The government has argued it’s taken enough steps to help those renters who will be at risk of eviction because of the effect of coronavirus (COVID-19). It’s important to recognise that the government has taken action – some of it unprecedented. But that help is about to end, and due to both the scale of the crisis caused by COVID-19 and just how broken the private rented sector was to start with, private renters are left in an extremely vulnerable position. In particular, the vital, emergency measure of suspending all possession proceedings for 90 days kept people in their homes at the height of the pandemic – and this was extremely welcome. But suspending evictions is not the same as dealing with the problem – which the government has failed to do.
In this blog, we’ll set out what government has done, and why it just isn’t good enough.
Benefits won’t cover the rent
Even in the early days of the crisis, it was clear that the impact on the economy – and people’s personal finances – was going to be huge. Our services help people every day who are struggling to make ends meet, and whose welfare payments, along with their income, does not meet the cost of rent. We had been calling for housing benefit for private renters (LHA) to be restored to the 30th percentile for years, so that it would once again cover the cheapest third of local market rents. So, while it was a relief to see Chancellor Rishi Sunak acknowledge the desperate plight of private renters and make this announcement, it hasn’t been enough to help people through this crisis.

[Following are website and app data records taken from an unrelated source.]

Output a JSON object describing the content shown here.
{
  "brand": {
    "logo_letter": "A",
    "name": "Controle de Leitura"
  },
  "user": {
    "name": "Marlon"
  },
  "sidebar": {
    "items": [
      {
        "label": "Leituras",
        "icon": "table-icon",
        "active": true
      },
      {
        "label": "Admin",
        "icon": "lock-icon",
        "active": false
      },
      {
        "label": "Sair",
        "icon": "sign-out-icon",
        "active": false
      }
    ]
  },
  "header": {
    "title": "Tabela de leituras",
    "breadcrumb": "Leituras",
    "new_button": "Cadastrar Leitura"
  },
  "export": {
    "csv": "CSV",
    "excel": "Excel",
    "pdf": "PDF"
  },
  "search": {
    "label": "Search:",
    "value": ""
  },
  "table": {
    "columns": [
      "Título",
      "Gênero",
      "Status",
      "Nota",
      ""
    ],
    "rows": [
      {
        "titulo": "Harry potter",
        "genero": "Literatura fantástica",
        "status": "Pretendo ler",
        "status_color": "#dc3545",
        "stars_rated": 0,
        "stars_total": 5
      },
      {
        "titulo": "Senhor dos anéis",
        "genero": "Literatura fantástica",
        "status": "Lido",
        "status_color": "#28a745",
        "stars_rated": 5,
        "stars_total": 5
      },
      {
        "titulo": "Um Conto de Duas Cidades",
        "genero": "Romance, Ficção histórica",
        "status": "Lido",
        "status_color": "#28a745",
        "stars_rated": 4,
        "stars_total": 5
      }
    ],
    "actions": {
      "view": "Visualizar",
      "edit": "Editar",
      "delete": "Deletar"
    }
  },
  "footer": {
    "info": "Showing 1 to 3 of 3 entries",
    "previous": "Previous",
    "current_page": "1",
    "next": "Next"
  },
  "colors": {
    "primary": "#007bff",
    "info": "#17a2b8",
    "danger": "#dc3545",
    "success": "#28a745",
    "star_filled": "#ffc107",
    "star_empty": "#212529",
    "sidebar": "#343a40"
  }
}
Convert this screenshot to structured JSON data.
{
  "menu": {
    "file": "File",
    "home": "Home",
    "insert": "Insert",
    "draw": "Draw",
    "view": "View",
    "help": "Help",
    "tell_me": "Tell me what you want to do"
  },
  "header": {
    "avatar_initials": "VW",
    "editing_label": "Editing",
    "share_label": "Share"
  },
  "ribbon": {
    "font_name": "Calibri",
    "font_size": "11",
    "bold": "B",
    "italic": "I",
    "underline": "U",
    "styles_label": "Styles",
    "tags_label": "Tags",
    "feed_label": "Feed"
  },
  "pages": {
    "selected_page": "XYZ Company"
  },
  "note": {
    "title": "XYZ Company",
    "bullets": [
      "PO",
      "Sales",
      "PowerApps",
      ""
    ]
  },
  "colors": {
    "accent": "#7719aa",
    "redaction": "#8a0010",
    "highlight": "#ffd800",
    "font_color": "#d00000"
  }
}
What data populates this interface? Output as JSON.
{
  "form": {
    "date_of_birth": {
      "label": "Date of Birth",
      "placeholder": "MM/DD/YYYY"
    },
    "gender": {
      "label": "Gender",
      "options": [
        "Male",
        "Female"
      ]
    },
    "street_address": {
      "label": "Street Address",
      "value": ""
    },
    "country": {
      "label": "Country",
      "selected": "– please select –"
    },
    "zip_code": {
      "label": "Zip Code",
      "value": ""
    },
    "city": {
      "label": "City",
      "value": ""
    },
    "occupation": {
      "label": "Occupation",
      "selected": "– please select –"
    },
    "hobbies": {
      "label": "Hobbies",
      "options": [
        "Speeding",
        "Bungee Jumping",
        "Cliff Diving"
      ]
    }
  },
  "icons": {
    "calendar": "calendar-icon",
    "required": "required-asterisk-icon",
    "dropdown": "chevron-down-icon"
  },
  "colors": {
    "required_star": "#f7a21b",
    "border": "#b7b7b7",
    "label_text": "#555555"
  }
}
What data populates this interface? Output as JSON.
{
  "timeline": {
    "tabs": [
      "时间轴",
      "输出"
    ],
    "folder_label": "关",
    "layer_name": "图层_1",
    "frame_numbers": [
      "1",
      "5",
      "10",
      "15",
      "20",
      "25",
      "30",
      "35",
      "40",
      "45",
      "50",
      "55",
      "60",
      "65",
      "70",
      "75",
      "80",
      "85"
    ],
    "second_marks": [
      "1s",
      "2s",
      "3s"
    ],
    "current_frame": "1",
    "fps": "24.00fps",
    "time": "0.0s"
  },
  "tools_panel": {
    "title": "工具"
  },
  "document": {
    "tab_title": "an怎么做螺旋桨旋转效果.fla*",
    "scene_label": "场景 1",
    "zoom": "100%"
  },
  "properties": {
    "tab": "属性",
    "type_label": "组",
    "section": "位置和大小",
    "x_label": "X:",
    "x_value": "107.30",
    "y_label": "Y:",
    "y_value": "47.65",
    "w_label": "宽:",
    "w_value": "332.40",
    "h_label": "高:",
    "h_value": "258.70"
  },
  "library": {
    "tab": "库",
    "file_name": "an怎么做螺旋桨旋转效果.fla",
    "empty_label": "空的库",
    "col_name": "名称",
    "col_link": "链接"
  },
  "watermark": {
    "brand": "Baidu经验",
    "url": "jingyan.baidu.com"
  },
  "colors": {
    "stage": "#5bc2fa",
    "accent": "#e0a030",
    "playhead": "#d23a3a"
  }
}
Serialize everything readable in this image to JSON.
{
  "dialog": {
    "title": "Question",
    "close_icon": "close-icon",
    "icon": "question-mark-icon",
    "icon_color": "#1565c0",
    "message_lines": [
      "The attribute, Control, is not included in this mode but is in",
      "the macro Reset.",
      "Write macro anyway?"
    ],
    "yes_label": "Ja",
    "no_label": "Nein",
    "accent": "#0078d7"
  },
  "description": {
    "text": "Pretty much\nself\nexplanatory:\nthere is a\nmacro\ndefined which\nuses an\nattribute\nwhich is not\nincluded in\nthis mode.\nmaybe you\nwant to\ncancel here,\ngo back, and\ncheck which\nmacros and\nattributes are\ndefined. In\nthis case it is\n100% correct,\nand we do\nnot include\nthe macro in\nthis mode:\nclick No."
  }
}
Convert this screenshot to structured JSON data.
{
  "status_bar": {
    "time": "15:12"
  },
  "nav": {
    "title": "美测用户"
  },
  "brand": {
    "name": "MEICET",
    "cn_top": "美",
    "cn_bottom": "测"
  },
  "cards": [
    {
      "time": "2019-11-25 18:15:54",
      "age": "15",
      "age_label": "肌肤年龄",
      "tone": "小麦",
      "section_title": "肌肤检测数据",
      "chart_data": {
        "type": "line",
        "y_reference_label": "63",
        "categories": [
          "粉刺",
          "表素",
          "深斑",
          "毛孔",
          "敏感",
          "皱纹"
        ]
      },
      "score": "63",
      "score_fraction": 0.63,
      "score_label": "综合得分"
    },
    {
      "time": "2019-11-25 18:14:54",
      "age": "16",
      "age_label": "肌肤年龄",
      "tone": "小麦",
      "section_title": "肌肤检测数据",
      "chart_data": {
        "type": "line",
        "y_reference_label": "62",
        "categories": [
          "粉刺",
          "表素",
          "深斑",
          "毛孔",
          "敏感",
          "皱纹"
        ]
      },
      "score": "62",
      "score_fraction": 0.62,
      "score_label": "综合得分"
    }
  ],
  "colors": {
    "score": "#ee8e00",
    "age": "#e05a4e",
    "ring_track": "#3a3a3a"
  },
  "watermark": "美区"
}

LHA rates needed to be lifted in normal times – but these are anything but. Families who never expected to experience such financial hardship are now living in average-priced homes, and even now that people are more able to move home, with so many more now relying on benefits, it’s unlikely they’ll be able to find anything available among that third of local rentals that are affordable. Huge numbers are now facing shortfalls between the amount of social security they can receive and their actual rent.
Government has to go further by temporarily increasing LHA so that it covers average rents – preventing people from becoming homeless and putting unbearable pressure on the lower end of the housing market. It also has to remove the benefit cap – which pushes renters in to poverty.
Eviction notices… plus one month
With many temporarily unable to pay the rent, and everyone needing to keep safe from the pandemic, the government rightly recognised the need to temporarily suspend evictions. Jenrick’s initial plan to prevent renters from being evicted wasn’t to ban eviction notices being served…. but simply to increase the notice period from two months to three. The idea, in theory, was that someone served a notice at the beginning of April wouldn’t need to leave until the beginning of July.
However, we know that when a landlord serves an eviction notice, most renters instantly start looking for a new place to live. This is understandable; people want time to find somewhere suitable and affordable, and knowing that you’re soon to be kicked out weighs heavily on renters. This meant that, despite Jenrick’s best intentions, people were moving out of their homes when the government direction was clear: ‘stay home to save lives’.
Indeed, our research showed that 58,000 renters moved between mid-March and early June because their landlord told them to. This was in spite of the evictions ban, which stopped evictions through the courts – but didn’t stop landlords from serving notice on their tenants.
Rules don’t trump the law
When Jenrick announced the extension of the evictions ban for a futher two months, he pointed to a new committee set up by the Master of the Rolls, bringing together the advice, legal and landlord sector. MHCLG said that the aim of this group was to ensure that ‘judges have all the information necessary to make just decisions and that the most vulnerable tenants can get the help they need’.
While the work of this group has been successful, it has never been within its remit to protect renters by changing the law. As government well knows, laws are changed by the government – the judiciary finds ways to enforce them. Last Friday, new court rules were approved that will see changes in how cases are managed once evictions restart in August. If you are being evicted because of coronavirus – for example, because you lost your job and income – your landlord must note on your case file that that is the case.
But here’s the catch: current housing law dictates that a judge has no choice but to evict you if you’re being evicted via a Section 21 ‘no-fault’ eviction notice or under ground 8, Section 8 of the Housing Act 1988. So, while these rules will be helpful for those renters being evicted under discretionary grounds, for most private renters, they do absolutely nothing. As a result, renters who experience a short-term drop in income or temporary job loss risk losing their home before they can get back on their feet.
For the government to claim otherwise is simply wrong. In order to truly protect renters, government has to legislate to amend Section 21 and Section 8 as soon as they return from recess – before turning its attention to bringing forward the Renters’ Reform Bill. This will allow them to provide more security for private renters, so that next time a crisis hits, families are more protected from losing their home and have the space to get back on their feet.